Regrets? I’ve had a few
Of course, there are regrets. Most of these are personal: I regret not making more fully use of the time, talents and abilities given to me. I regret not living up to expectations of myself in many ways, and at another level, regret regretting this, since it means I am sometimes not humble enough to realize and make peace with my own – or others’ – limitations. I was not always the best husband, father, co-worker, friend, boss, writer, journalist, that I could have been. Sometimes, by a long shot. But I am grateful to say that I was allowed to start again every day. And – since I am a practicing Catholic – with a completely clean slate whenever I needed to avail myself of the sacrament of reconciliation, aka confession.
So how have you grown in the last four years? What are your regrets and how do you think we take stock, or rather: how we should? What would you write down for a ten minute read?

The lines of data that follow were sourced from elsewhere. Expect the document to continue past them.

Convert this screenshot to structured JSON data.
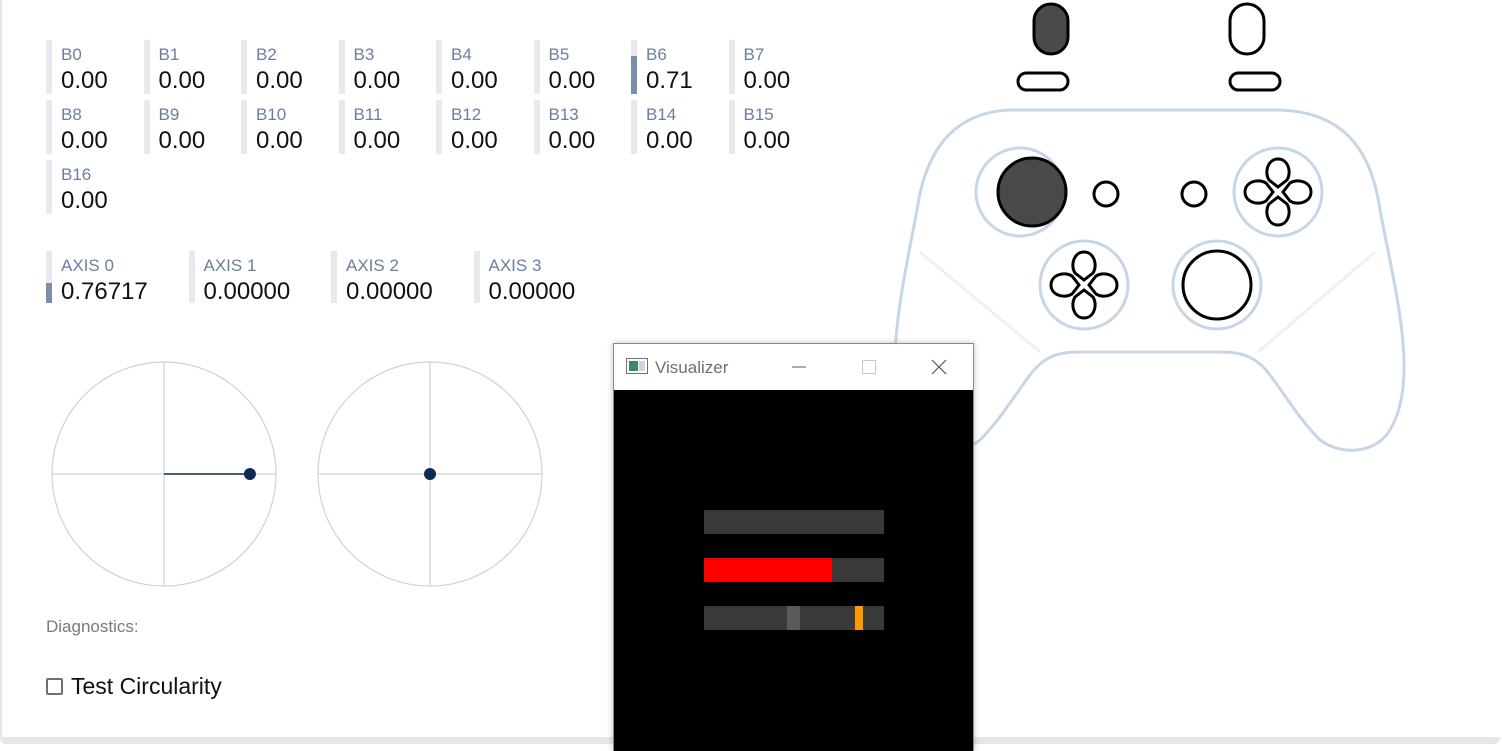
{
  "buttons": [
    {
      "label": "B0",
      "value": "0.00",
      "level": 0
    },
    {
      "label": "B1",
      "value": "0.00",
      "level": 0
    },
    {
      "label": "B2",
      "value": "0.00",
      "level": 0
    },
    {
      "label": "B3",
      "value": "0.00",
      "level": 0
    },
    {
      "label": "B4",
      "value": "0.00",
      "level": 0
    },
    {
      "label": "B5",
      "value": "0.00",
      "level": 0
    },
    {
      "label": "B6",
      "value": "0.71",
      "level": 0.71
    },
    {
      "label": "B7",
      "value": "0.00",
      "level": 0
    },
    {
      "label": "B8",
      "value": "0.00",
      "level": 0
    },
    {
      "label": "B9",
      "value": "0.00",
      "level": 0
    },
    {
      "label": "B10",
      "value": "0.00",
      "level": 0
    },
    {
      "label": "B11",
      "value": "0.00",
      "level": 0
    },
    {
      "label": "B12",
      "value": "0.00",
      "level": 0
    },
    {
      "label": "B13",
      "value": "0.00",
      "level": 0
    },
    {
      "label": "B14",
      "value": "0.00",
      "level": 0
    },
    {
      "label": "B15",
      "value": "0.00",
      "level": 0
    },
    {
      "label": "B16",
      "value": "0.00",
      "level": 0
    }
  ],
  "axes": [
    {
      "label": "AXIS 0",
      "value": "0.76717",
      "level": 0.38
    },
    {
      "label": "AXIS 1",
      "value": "0.00000",
      "level": 0
    },
    {
      "label": "AXIS 2",
      "value": "0.00000",
      "level": 0
    },
    {
      "label": "AXIS 3",
      "value": "0.00000",
      "level": 0
    }
  ],
  "sticks": [
    {
      "x": 0.76717,
      "y": 0
    },
    {
      "x": 0,
      "y": 0
    }
  ],
  "diagnostics": {
    "label": "Diagnostics:",
    "test_circularity_label": "Test Circularity",
    "test_circularity_checked": false
  },
  "visualizer": {
    "title": "Visualizer",
    "bars": [
      {
        "fill": 0,
        "color": "#ff0000"
      },
      {
        "fill": 0.71,
        "color": "#ff0000"
      },
      {
        "center_marker": 0.5,
        "value_marker": 0.86,
        "marker_color": "#ff9900"
      }
    ]
  },
  "colors": {
    "meter_fill": "#7b8fa8",
    "stick_dot": "#0d2b52",
    "controller_outline": "#c6d6e6",
    "pressed_fill": "#4a4a4a"
  },
  "controller": {
    "left_trigger_pressed": true,
    "left_stick_pressed": true
  }
}
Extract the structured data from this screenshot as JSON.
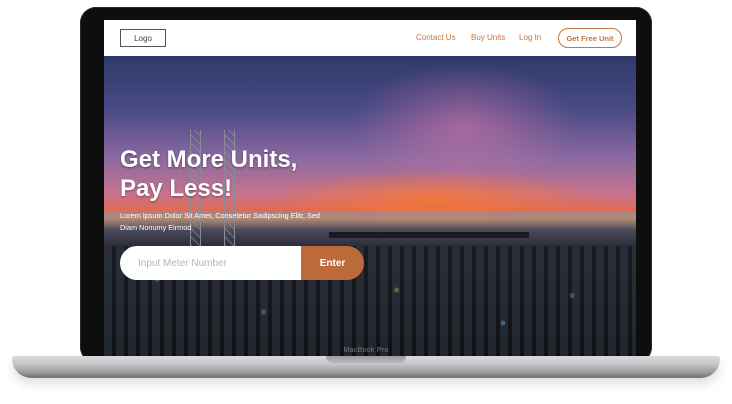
{
  "nav": {
    "logo": "Logo",
    "links": [
      "Contact Us",
      "Buy Units",
      "Log In"
    ],
    "cta": "Get Free Unit"
  },
  "hero": {
    "headline_line1": "Get More Units,",
    "headline_line2": "Pay Less!",
    "subtext_line1": "Lorem Ipsum Dolor Sit Amet, Consetetur Sadipscing Elitr, Sed",
    "subtext_line2": "Diam Nonumy Eirmod"
  },
  "search": {
    "placeholder": "Input Meter Number",
    "value": "",
    "button_label": "Enter"
  },
  "device": {
    "model_label": "MacBook Pro"
  },
  "colors": {
    "accent": "#c8743f",
    "button": "#bd6a3a",
    "nav_bg": "#ffffff",
    "bezel": "#0e0e0e"
  }
}
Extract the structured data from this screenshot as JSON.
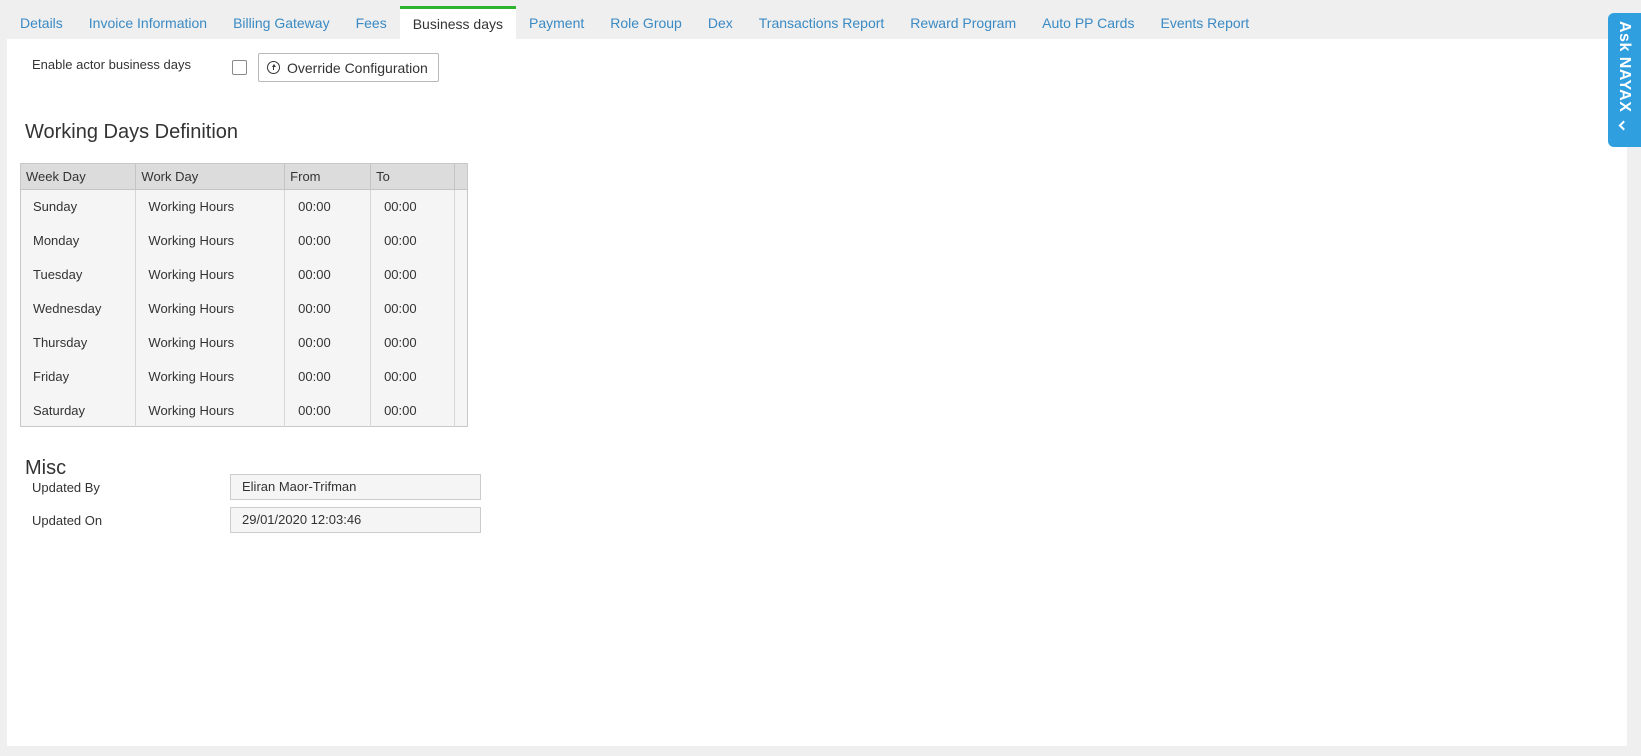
{
  "tabs": [
    {
      "label": "Details"
    },
    {
      "label": "Invoice Information"
    },
    {
      "label": "Billing Gateway"
    },
    {
      "label": "Fees"
    },
    {
      "label": "Business days",
      "active": true
    },
    {
      "label": "Payment"
    },
    {
      "label": "Role Group"
    },
    {
      "label": "Dex"
    },
    {
      "label": "Transactions Report"
    },
    {
      "label": "Reward Program"
    },
    {
      "label": "Auto PP Cards"
    },
    {
      "label": "Events Report"
    }
  ],
  "enable": {
    "label": "Enable actor business days",
    "checked": false,
    "override_button": "Override Configuration",
    "override_icon": "upload-circle-icon"
  },
  "working_days": {
    "title": "Working Days Definition",
    "columns": [
      "Week Day",
      "Work Day",
      "From",
      "To"
    ],
    "rows": [
      {
        "day": "Sunday",
        "work_day": "Working Hours",
        "from": "00:00",
        "to": "00:00"
      },
      {
        "day": "Monday",
        "work_day": "Working Hours",
        "from": "00:00",
        "to": "00:00"
      },
      {
        "day": "Tuesday",
        "work_day": "Working Hours",
        "from": "00:00",
        "to": "00:00"
      },
      {
        "day": "Wednesday",
        "work_day": "Working Hours",
        "from": "00:00",
        "to": "00:00"
      },
      {
        "day": "Thursday",
        "work_day": "Working Hours",
        "from": "00:00",
        "to": "00:00"
      },
      {
        "day": "Friday",
        "work_day": "Working Hours",
        "from": "00:00",
        "to": "00:00"
      },
      {
        "day": "Saturday",
        "work_day": "Working Hours",
        "from": "00:00",
        "to": "00:00"
      }
    ]
  },
  "misc": {
    "title": "Misc",
    "updated_by_label": "Updated By",
    "updated_by_value": "Eliran Maor-Trifman",
    "updated_on_label": "Updated On",
    "updated_on_value": "29/01/2020 12:03:46"
  },
  "ask_panel": {
    "label": "Ask NAYAX",
    "icon": "chevron-left-icon",
    "color": "#2f9fe0"
  },
  "colors": {
    "active_tab_accent": "#2db32d",
    "tab_link": "#3a8ac4"
  }
}
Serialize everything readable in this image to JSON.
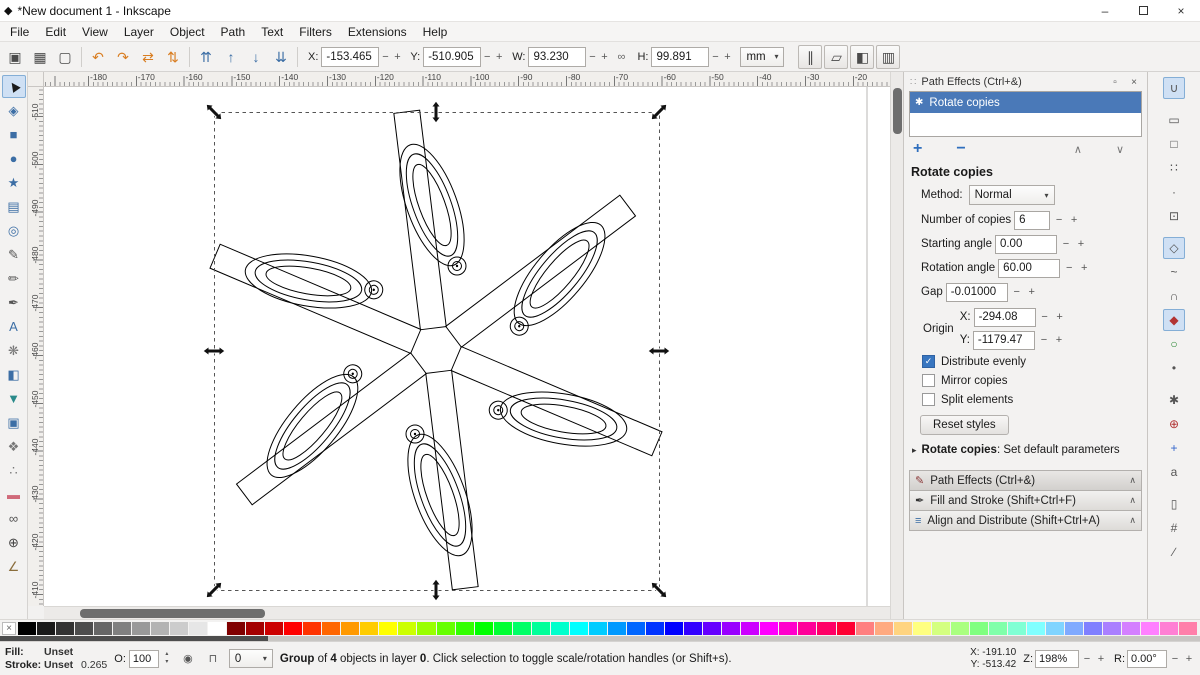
{
  "window": {
    "title": "*New document 1 - Inkscape"
  },
  "menu": {
    "items": [
      "File",
      "Edit",
      "View",
      "Layer",
      "Object",
      "Path",
      "Text",
      "Filters",
      "Extensions",
      "Help"
    ]
  },
  "toolbar": {
    "icons": [
      {
        "name": "select-all-icon",
        "glyph": "▣"
      },
      {
        "name": "select-all-layers-icon",
        "glyph": "▦"
      },
      {
        "name": "deselect-icon",
        "glyph": "▢"
      },
      {
        "sep": true
      },
      {
        "name": "rotate-ccw-icon",
        "glyph": "↶",
        "color": "#d97e22"
      },
      {
        "name": "rotate-cw-icon",
        "glyph": "↷",
        "color": "#d97e22"
      },
      {
        "name": "flip-horizontal-icon",
        "glyph": "⇄",
        "color": "#d97e22"
      },
      {
        "name": "flip-vertical-icon",
        "glyph": "⇅",
        "color": "#d97e22"
      },
      {
        "sep": true
      },
      {
        "name": "raise-to-top-icon",
        "glyph": "⇈",
        "color": "#3c6ea5"
      },
      {
        "name": "raise-icon",
        "glyph": "↑",
        "color": "#3c6ea5"
      },
      {
        "name": "lower-icon",
        "glyph": "↓",
        "color": "#3c6ea5"
      },
      {
        "name": "lower-to-bottom-icon",
        "glyph": "⇊",
        "color": "#3c6ea5"
      },
      {
        "sep": true
      }
    ],
    "fields": [
      {
        "label": "X:",
        "value": "-153.465"
      },
      {
        "label": "Y:",
        "value": "-510.905"
      },
      {
        "label": "W:",
        "value": "93.230"
      },
      {
        "label": "H:",
        "value": "99.891"
      }
    ],
    "units": {
      "value": "mm"
    },
    "toggles": [
      {
        "name": "scale-stroke",
        "glyph": "∥"
      },
      {
        "name": "scale-corners",
        "glyph": "▱"
      },
      {
        "name": "move-gradients",
        "glyph": "◧"
      },
      {
        "name": "move-patterns",
        "glyph": "▥"
      }
    ]
  },
  "toolbox": {
    "tools": [
      {
        "name": "selector-tool",
        "glyph": "▶",
        "color": "#1a1a1a",
        "cls": "rot-nw",
        "selected": true
      },
      {
        "name": "node-tool",
        "glyph": "◈",
        "color": "#3c6ea5"
      },
      {
        "name": "rectangle-tool",
        "glyph": "■",
        "color": "#3c6ea5"
      },
      {
        "name": "ellipse-tool",
        "glyph": "●",
        "color": "#3c6ea5"
      },
      {
        "name": "star-tool",
        "glyph": "★",
        "color": "#3c6ea5"
      },
      {
        "name": "box3d-tool",
        "glyph": "▤",
        "color": "#3c6ea5"
      },
      {
        "name": "spiral-tool",
        "glyph": "◎",
        "color": "#3c6ea5"
      },
      {
        "name": "pencil-tool",
        "glyph": "✎",
        "color": "#555555"
      },
      {
        "name": "pen-tool",
        "glyph": "✏",
        "color": "#555555"
      },
      {
        "name": "calligraphy-tool",
        "glyph": "✒",
        "color": "#555555"
      },
      {
        "name": "text-tool",
        "glyph": "A",
        "color": "#3c6ea5"
      },
      {
        "name": "sculpt-tool",
        "glyph": "❋",
        "color": "#777777"
      },
      {
        "name": "gradient-tool",
        "glyph": "◧",
        "color": "#3c6ea5"
      },
      {
        "name": "dropper-tool",
        "glyph": "▼",
        "color": "#2a8a8a"
      },
      {
        "name": "bucket-fill-tool",
        "glyph": "▣",
        "color": "#3c6ea5"
      },
      {
        "name": "tweak-tool",
        "glyph": "❖",
        "color": "#777777"
      },
      {
        "name": "spray-tool",
        "glyph": "∴",
        "color": "#777777"
      },
      {
        "name": "eraser-tool",
        "glyph": "▬",
        "color": "#d06a7a"
      },
      {
        "name": "connector-tool",
        "glyph": "∞",
        "color": "#555555"
      },
      {
        "name": "zoom-tool",
        "glyph": "⊕",
        "color": "#444444"
      },
      {
        "name": "measure-tool",
        "glyph": "∠",
        "color": "#8a6d3b"
      }
    ]
  },
  "rulers": {
    "top_labels": [
      "-180",
      "-170",
      "-160",
      "-150",
      "-140",
      "-130",
      "-120",
      "-110",
      "-100",
      "-90",
      "-80",
      "-70",
      "-60",
      "-50",
      "-40",
      "-30",
      "-20"
    ],
    "left_labels": [
      "-510",
      "-500",
      "-490",
      "-480",
      "-470",
      "-460",
      "-450",
      "-440",
      "-430",
      "-420",
      "-410"
    ]
  },
  "canvas": {
    "copies": 6,
    "rotation_step": 60
  },
  "path_effects": {
    "title": "Path Effects (Ctrl+&)",
    "effect_item": "Rotate copies",
    "heading": "Rotate copies",
    "method_label": "Method:",
    "method_value": "Normal",
    "params": [
      {
        "label": "Number of copies",
        "value": "6"
      },
      {
        "label": "Starting angle",
        "value": "0.00"
      },
      {
        "label": "Rotation angle",
        "value": "60.00"
      },
      {
        "label": "Gap",
        "value": "-0.01000"
      }
    ],
    "origin_label": "Origin",
    "origin_x_label": "X:",
    "origin_x_value": "-294.08",
    "origin_y_label": "Y:",
    "origin_y_value": "-1179.47",
    "checkboxes": [
      {
        "label": "Distribute evenly",
        "checked": true
      },
      {
        "label": "Mirror copies",
        "checked": false
      },
      {
        "label": "Split elements",
        "checked": false
      }
    ],
    "reset_button": "Reset styles",
    "expander_bold": "Rotate copies",
    "expander_rest": ": Set default parameters"
  },
  "dock_tabs": [
    {
      "label": "Path Effects (Ctrl+&)",
      "icon": "✎",
      "color": "#8b3a3a"
    },
    {
      "label": "Fill and Stroke (Shift+Ctrl+F)",
      "icon": "✒",
      "color": "#333333"
    },
    {
      "label": "Align and Distribute (Shift+Ctrl+A)",
      "icon": "≡",
      "color": "#3c6ea5"
    }
  ],
  "snapbar": {
    "items": [
      {
        "name": "snap-toggle",
        "glyph": "∪",
        "active": true
      },
      {
        "name": "snap-bbox",
        "glyph": "▭",
        "gap": true
      },
      {
        "name": "snap-bbox-edges",
        "glyph": "□"
      },
      {
        "name": "snap-bbox-corners",
        "glyph": "∷"
      },
      {
        "name": "snap-bbox-edge-midpoints",
        "glyph": "·"
      },
      {
        "name": "snap-bbox-centers",
        "glyph": "⊡"
      },
      {
        "name": "snap-nodes",
        "glyph": "◇",
        "gap": true,
        "active": true
      },
      {
        "name": "snap-paths",
        "glyph": "~"
      },
      {
        "name": "snap-path-intersections",
        "glyph": "∩"
      },
      {
        "name": "snap-cusp-nodes",
        "glyph": "◆",
        "color": "#b23333",
        "active": true
      },
      {
        "name": "snap-smooth-nodes",
        "glyph": "○",
        "color": "#2a8833"
      },
      {
        "name": "snap-line-midpoints",
        "glyph": "•"
      },
      {
        "name": "snap-others",
        "glyph": "✱",
        "gap": true
      },
      {
        "name": "snap-object-centers",
        "glyph": "⊕",
        "color": "#b23333"
      },
      {
        "name": "snap-rotation-centers",
        "glyph": "+",
        "color": "#3366cc"
      },
      {
        "name": "snap-text-baselines",
        "glyph": "a"
      },
      {
        "name": "snap-page-border",
        "glyph": "▯",
        "gap": true
      },
      {
        "name": "snap-grids",
        "glyph": "#"
      },
      {
        "name": "snap-guides",
        "glyph": "∕"
      }
    ]
  },
  "palette": {
    "colors": [
      "#000000",
      "#1a1a1a",
      "#333333",
      "#4d4d4d",
      "#666666",
      "#808080",
      "#999999",
      "#b3b3b3",
      "#cccccc",
      "#e6e6e6",
      "#ffffff",
      "#800000",
      "#a40000",
      "#cc0000",
      "#ff0000",
      "#ff3300",
      "#ff6600",
      "#ff9900",
      "#ffcc00",
      "#ffff00",
      "#ccff00",
      "#99ff00",
      "#66ff00",
      "#33ff00",
      "#00ff00",
      "#00ff33",
      "#00ff66",
      "#00ff99",
      "#00ffcc",
      "#00ffff",
      "#00ccff",
      "#0099ff",
      "#0066ff",
      "#0033ff",
      "#0000ff",
      "#3300ff",
      "#6600ff",
      "#9900ff",
      "#cc00ff",
      "#ff00ff",
      "#ff00cc",
      "#ff0099",
      "#ff0066",
      "#ff0033",
      "#ff8080",
      "#ffaa80",
      "#ffd480",
      "#ffff80",
      "#d4ff80",
      "#aaff80",
      "#80ff80",
      "#80ffaa",
      "#80ffd4",
      "#80ffff",
      "#80d4ff",
      "#80aaff",
      "#8080ff",
      "#aa80ff",
      "#d480ff",
      "#ff80ff",
      "#ff80d4",
      "#ff80aa"
    ]
  },
  "status": {
    "fill_label": "Fill:",
    "fill_value": "Unset",
    "stroke_label": "Stroke:",
    "stroke_value": "Unset",
    "stroke_width": "0.265",
    "opacity_label": "O:",
    "opacity_value": "100",
    "layer_value": "0",
    "message_parts": [
      {
        "t": "Group",
        "b": true
      },
      {
        "t": " of "
      },
      {
        "t": "4",
        "b": true
      },
      {
        "t": " objects in layer "
      },
      {
        "t": "0",
        "b": true
      },
      {
        "t": ". Click selection to toggle scale/rotation handles (or Shift+s)."
      }
    ],
    "x_label": "X:",
    "x_value": "-191.10",
    "y_label": "Y:",
    "y_value": "-513.42",
    "zoom_label": "Z:",
    "zoom_value": "198%",
    "rotation_label": "R:",
    "rotation_value": "0.00°"
  }
}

I started writing this as “four years in four minutes”. Then I corrected it to five, and, finally, ten minutes…I had to stop myself from making it more than that. Try it, and you may find the same thing happen to you. Either way, let me know – I’d be curious to find out!